• Join over 1.2 million students every month
  • Accelerate your learning by 29%
  • Unlimited access from just £6.99 per month

How far does the evidence of Sources 1, 2 and 3 suggest that the early sixteenth-century Church exploited peoples religious faith to increase its own wealth?

Extracts from this document...

Introduction

How far does the evidence of Sources 1, 2 and 3 suggest that the early sixteenth-century Church exploited people?s religious faith to increase its own wealth? (20) As a whole the sources suggest that the early sixteenth-century Church did exploit people?s religious faith to increase wealth its own wealth. Sources one and part of three similarly show this through the suggestions that the clergy indulged in luxury and that religious doctrine in the Church only came about by the motivation of greed for money. Contrarily, Source two on the surface highlights that the Church provided a good service to the community; however it?s notable that the provenance of sources one and two removes a significant amount of weight from these sources. Religious faith devoutly towards God is a common theme among all the sources however they do differ greatly on the basis of extent to which the clergy exploited their beliefs. Source one uses the term ?holy thieves? which agrees with the statement ?I bequeath unto the high altar? for my tithes? in source three. ...read more.

Middle

This is because heresy was deemed as deviant and with many paying to save their souls: those who didn?t were worried about their salvation. This made the Church wealthier as Catholics were more likely they were to pay their expenses to compensate for spiritual iniquities and therefore clergymen were happy to use religious matters to gain more money. The provenance of source one removes a significant amount of weight the source as it is written by Simon Fish who was a protestant reformer and therefore his anti-clerical views reflected in the tract are biased against popular catholic beliefs within the Church hence the use of phrases such as ?greedy horde?. Therefore the purpose of the source is to increase Protestant support against the Catholicism by addressing matters that disfavour the King such as the Church having too much power: subsequently encouraging reform under Henry VIII. Additionally, source two disagrees with source one in suggesting that the Church didn?t exploit people?s religious faith for its own wealth. ...read more.

Conclusion

Moreover, source one is dissimilar to source two on the basis of actions made by the Church. For example, source one states that the clergy ?do nothing? implying that the Church is useless and self-centred however source two states that abbeys gave people ?food for their bodies? and provided ?education and preaching? suggesting that there were also many physical benefits that came about through the Church as many were being fed and given ?spiritual guidance? through Christ. To conclude, all the sources generally agree to some extent that the early sixteenth-century Church exploited people?s religious faith to increase its own wealth. Source one agrees to the largest extent as Fish highlights selfishness and greed for ecclesiastical wealth as the main driving force behind religious exploitation. A lesser extent however is implied in sources two and three with source three suggesting that religious doctrine was influenced by tithes paid to the Church and source two disagreeing completely in suggesting that the Church provided security for the poor on a social and financial basis. However, weight can be taken away from source one and three which reflect personal matters through a biased opinion on the impact of religious faith. ...read more.

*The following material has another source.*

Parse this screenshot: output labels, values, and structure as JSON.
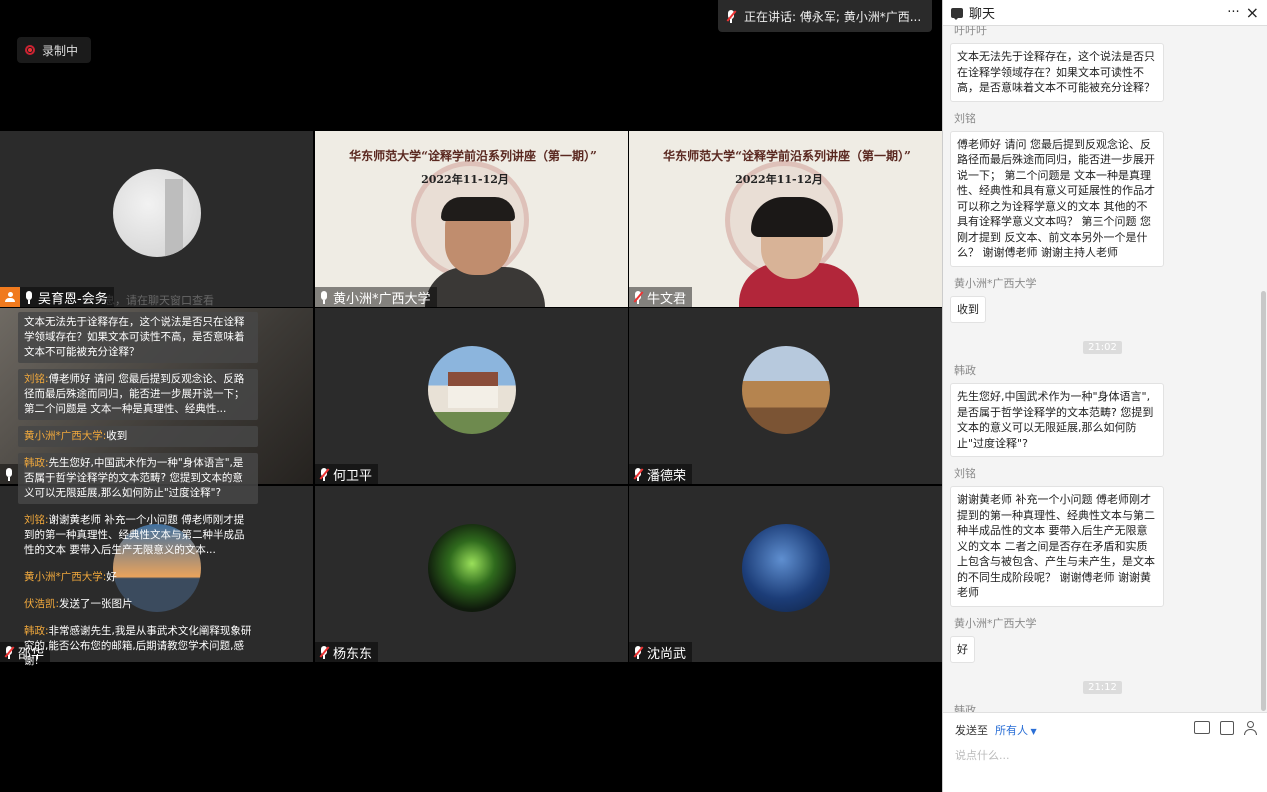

The above preview is unformatted text

This student written piece of work is one of many that can be found in our AS and A Level British History: Monarchy & Politics section.

Found what you're looking for?

  • Start learning 29% faster today
  • 150,000+ documents available
  • Just £6.99 a month

Not the one? Search for your essay title...
  • Join over 1.2 million students every month
  • Accelerate your learning by 29%
  • Unlimited access from just £6.99 per month

See related essaysSee related essays

Related AS and A Level British History: Monarchy & Politics essays

  1. What kind of king does Shakespeare create in Act 3 Scenes 1 and 2? ...

    In latter scenes, our impressions of Henry do not change, scenes such as Act 4 Scene 1 were Henry tours his camp in disguise compound our impressions of him as a good king. In Act 4 Scene1 we see the private man Henry, he wants his soldiers to think that

  2. How far does the evidence suggest that the early 16th Century Church exploited religious ...

    The Church was a great power which people felt that they wanted to or felt they had to obey, religion was extremely important to them. On the other hand, source 2 focuses on the ?poor and ignorant? who are reliant on the Church for ?spiritual guidance by the example set? and also for charity in order to live their lives.

  • Over 160,000 pieces
    of student written work
  • Annotated by
    experienced teachers
  • Ideas and feedback to
    improve your own work